### [Your goal]
Please output the data exactly, minus pictures.

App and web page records
┏━━

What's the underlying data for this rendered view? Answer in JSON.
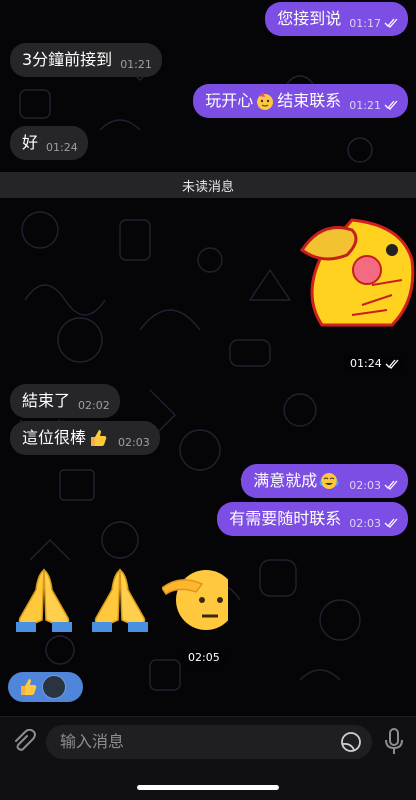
{
  "messages_top": [
    {
      "side": "out",
      "text": "您接到说",
      "time": "01:17"
    },
    {
      "side": "in",
      "text": "3分鐘前接到",
      "time": "01:21"
    },
    {
      "side": "out",
      "text_before": "玩开心",
      "text_after": "结束联系",
      "time": "01:21"
    },
    {
      "side": "in",
      "text": "好",
      "time": "01:24"
    }
  ],
  "unread_label": "未读消息",
  "sticker_time": "01:24",
  "messages_mid": [
    {
      "side": "in",
      "text": "結束了",
      "time": "02:02"
    },
    {
      "side": "in",
      "text": "這位很棒",
      "emoji": "thumbs-up",
      "time": "02:03"
    },
    {
      "side": "out",
      "text": "满意就成",
      "emoji": "tears-of-joy",
      "time": "02:03"
    },
    {
      "side": "out",
      "text": "有需要随时联系",
      "time": "02:03"
    }
  ],
  "emoji_row_time": "02:05",
  "emoji_row": [
    "folded-hands",
    "folded-hands",
    "saluting-face"
  ],
  "reaction": {
    "emoji": "thumbs-up",
    "has_avatar": true
  },
  "composer": {
    "placeholder": "输入消息"
  },
  "colors": {
    "outgoing": "#7c4ee4",
    "incoming": "#262628",
    "reaction": "#4f86d9",
    "background": "#050407"
  }
}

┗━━

### [Finished exercise]
What's the underlying data for this rendered view? Answer in JSON.
{
  "messages_top": [
    {
      "side": "out",
      "text": "您接到说",
      "time": "01:17"
    },
    {
      "side": "in",
      "text": "3分鐘前接到",
      "time": "01:21"
    },
    {
      "side": "out",
      "text_before": "玩开心",
      "text_after": "结束联系",
      "time": "01:21"
    },
    {
      "side": "in",
      "text": "好",
      "time": "01:24"
    }
  ],
  "unread_label": "未读消息",
  "sticker_time": "01:24",
  "messages_mid": [
    {
      "side": "in",
      "text": "結束了",
      "time": "02:02"
    },
    {
      "side": "in",
      "text": "這位很棒",
      "emoji": "thumbs-up",
      "time": "02:03"
    },
    {
      "side": "out",
      "text": "满意就成",
      "emoji": "tears-of-joy",
      "time": "02:03"
    },
    {
      "side": "out",
      "text": "有需要随时联系",
      "time": "02:03"
    }
  ],
  "emoji_row_time": "02:05",
  "emoji_row": [
    "folded-hands",
    "folded-hands",
    "saluting-face"
  ],
  "reaction": {
    "emoji": "thumbs-up",
    "has_avatar": true
  },
  "composer": {
    "placeholder": "输入消息"
  },
  "colors": {
    "outgoing": "#7c4ee4",
    "incoming": "#262628",
    "reaction": "#4f86d9",
    "background": "#050407"
  }
}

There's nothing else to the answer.